Before we proceed, we briefly summarize what has been shown up to now. These were several things. On the one hand, it was shown that in Maxwell's electrodynamics serious logical problems are concealed. These only become obvious when we solve Maxwell's equations for point charges and calculate the force between two slowly and uniformly moving point charges from the $E$ and $B$ fields. A detailed analysis then reveals that the calculated force does not make any physical sense, as it contradicts the principle of relativity. Furthermore, it becomes clear that the magnetic force is not explained by Maxwell's electrodynamics, but only postulated because it already occurs at ideal point charges. Maxwell's electrodynamics does not provide a deeper reason for the occurrence of the magnetic force.

Quantino theory, on the other hand, assumes that the relativistic deformation of the electric field is the true cause of magnetism.
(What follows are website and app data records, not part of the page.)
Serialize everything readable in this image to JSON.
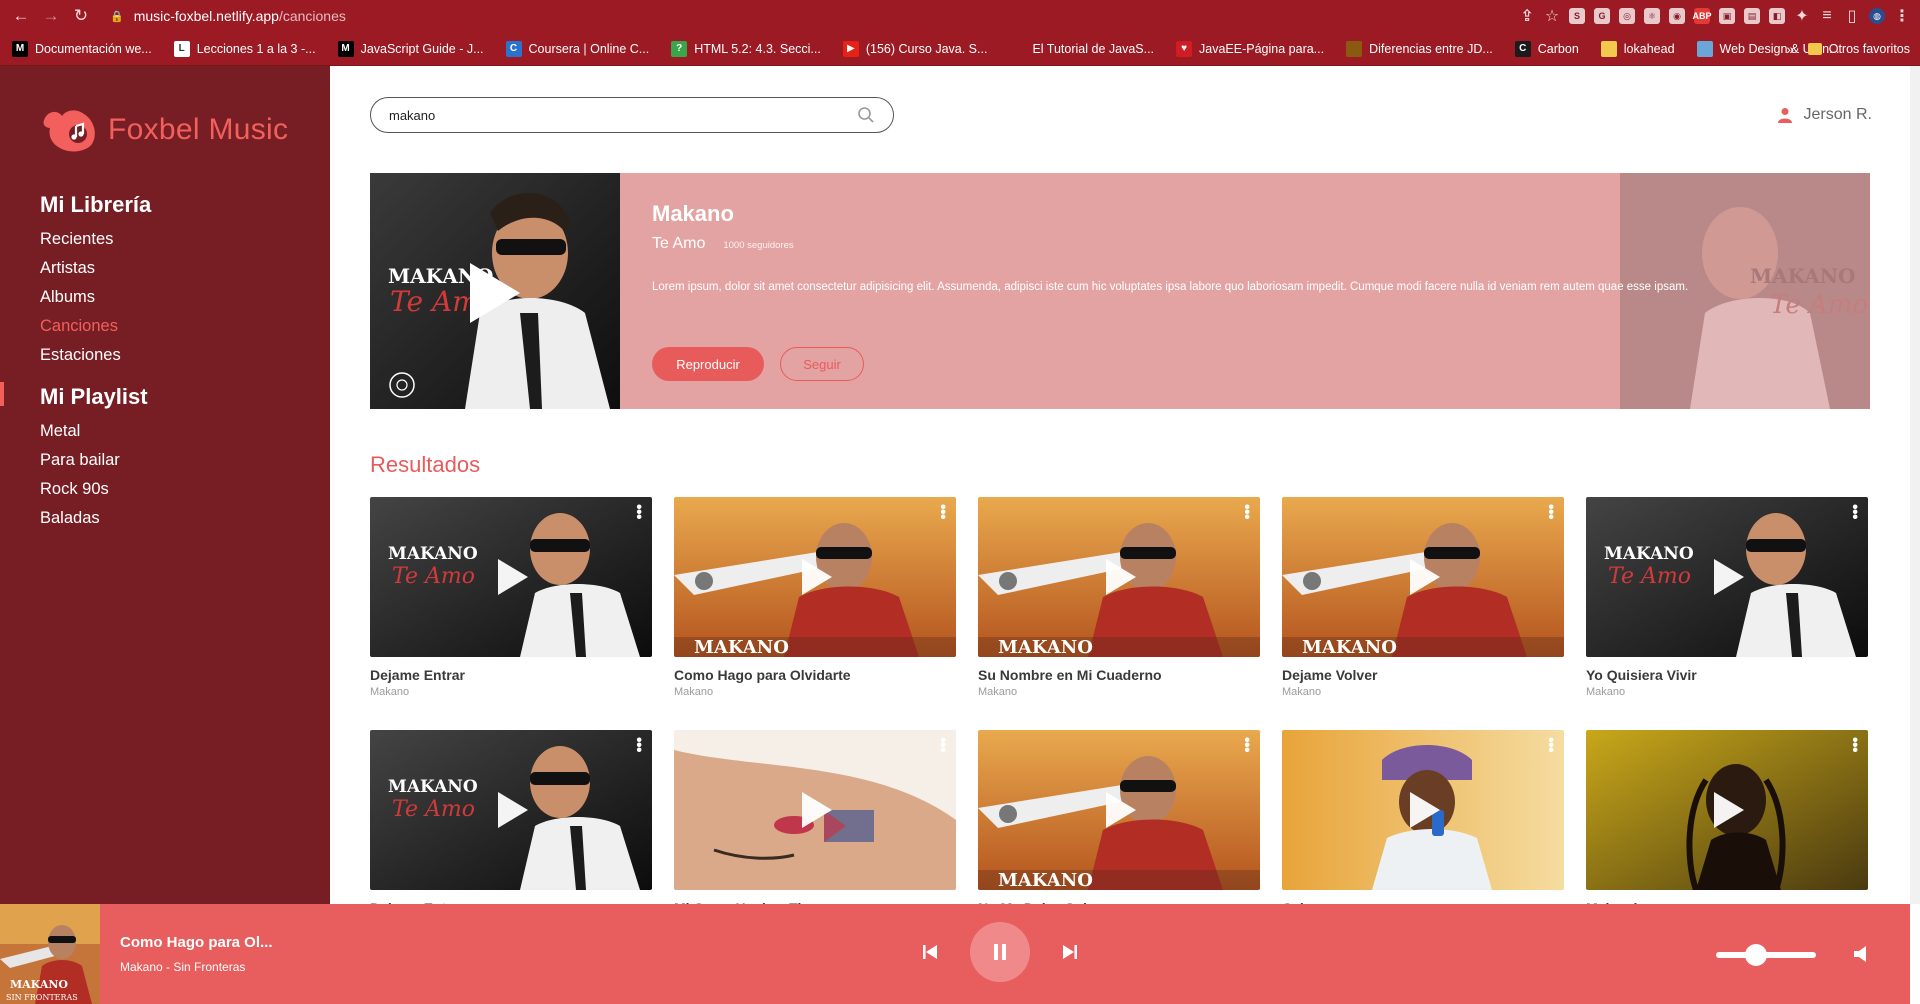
{
  "browser": {
    "url_host": "music-foxbel.netlify.app",
    "url_path": "/canciones",
    "bookmarks": [
      {
        "label": "Documentación we...",
        "icon": "M",
        "color": "#000000"
      },
      {
        "label": "Lecciones 1 a la 3 -...",
        "icon": "L",
        "color": "#ffffff"
      },
      {
        "label": "JavaScript Guide - J...",
        "icon": "M",
        "color": "#000000"
      },
      {
        "label": "Coursera | Online C...",
        "icon": "C",
        "color": "#2a73cc"
      },
      {
        "label": "HTML 5.2: 4.3. Secci...",
        "icon": "?",
        "color": "#3aa64a"
      },
      {
        "label": "(156) Curso Java. S...",
        "icon": "▶",
        "color": "#e62117"
      },
      {
        "label": "El Tutorial de JavaS...",
        "icon": "",
        "color": "#9b1a23"
      },
      {
        "label": "JavaEE-Página para...",
        "icon": "♥",
        "color": "#d01c24"
      },
      {
        "label": "Diferencias entre JD...",
        "icon": "",
        "color": "#8a5a10"
      },
      {
        "label": "Carbon",
        "icon": "C",
        "color": "#1b1b1b"
      },
      {
        "label": "lokahead",
        "icon": "",
        "color": "#f2c94c"
      },
      {
        "label": "Web Design & UI In...",
        "icon": "",
        "color": "#6aa6d8"
      }
    ],
    "bookmarks_more": "»",
    "other_bookmarks": "Otros favoritos"
  },
  "sidebar": {
    "logo_text": "Foxbel Music",
    "library_title": "Mi Librería",
    "library_items": [
      "Recientes",
      "Artistas",
      "Albums",
      "Canciones",
      "Estaciones"
    ],
    "active_item": "Canciones",
    "playlist_title": "Mi Playlist",
    "playlist_items": [
      "Metal",
      "Para bailar",
      "Rock 90s",
      "Baladas"
    ]
  },
  "header": {
    "search_value": "makano",
    "user_name": "Jerson R."
  },
  "hero": {
    "artist": "Makano",
    "song": "Te Amo",
    "followers": "1000 seguidores",
    "description": "Lorem ipsum, dolor sit amet consectetur adipisicing elit. Assumenda, adipisci iste cum hic voluptates ipsa labore quo laboriosam impedit. Cumque modi facere nulla id veniam rem autem quae esse ipsam.",
    "play_label": "Reproducir",
    "follow_label": "Seguir"
  },
  "results": {
    "title": "Resultados",
    "items": [
      {
        "title": "Dejame Entrar",
        "artist": "Makano",
        "art": "makano-dark"
      },
      {
        "title": "Como Hago para Olvidarte",
        "artist": "Makano",
        "art": "makano-plane"
      },
      {
        "title": "Su Nombre en Mi Cuaderno",
        "artist": "Makano",
        "art": "makano-plane"
      },
      {
        "title": "Dejame Volver",
        "artist": "Makano",
        "art": "makano-plane"
      },
      {
        "title": "Yo Quisiera Vivir",
        "artist": "Makano",
        "art": "makano-dark"
      },
      {
        "title": "Dejame Entrar",
        "artist": "",
        "art": "makano-dark"
      },
      {
        "title": "Mi Cama Huele a Ti",
        "artist": "",
        "art": "face"
      },
      {
        "title": "No Me Dejes Solo",
        "artist": "",
        "art": "makano-plane"
      },
      {
        "title": "Cabeza",
        "artist": "",
        "art": "cabeza"
      },
      {
        "title": "Makambo",
        "artist": "",
        "art": "makambo"
      }
    ]
  },
  "player": {
    "title": "Como Hago para Ol...",
    "subtitle": "Makano - Sin Fronteras",
    "volume": 0.4
  },
  "colors": {
    "accent": "#e85d5d",
    "sidebar": "#771e24",
    "browser": "#9b1a23"
  }
}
Also in Maxwell's electrodynamics the potential for a real explanation of magnetism is already present. However, the important term describing the relativistic deformation of the electric force only comes into effect when we symmetrize the formula and remove the correction term, which became necessary to compensate the missing relativity. The price that has to be paid for this adjustment is that the electric charge is no longer relativistically invariant. That this is not necessarily a disadvantage will become clear in the following sections. However, first of all it should be proven that for the force (2.2.1.4) all laws of conservation are valid.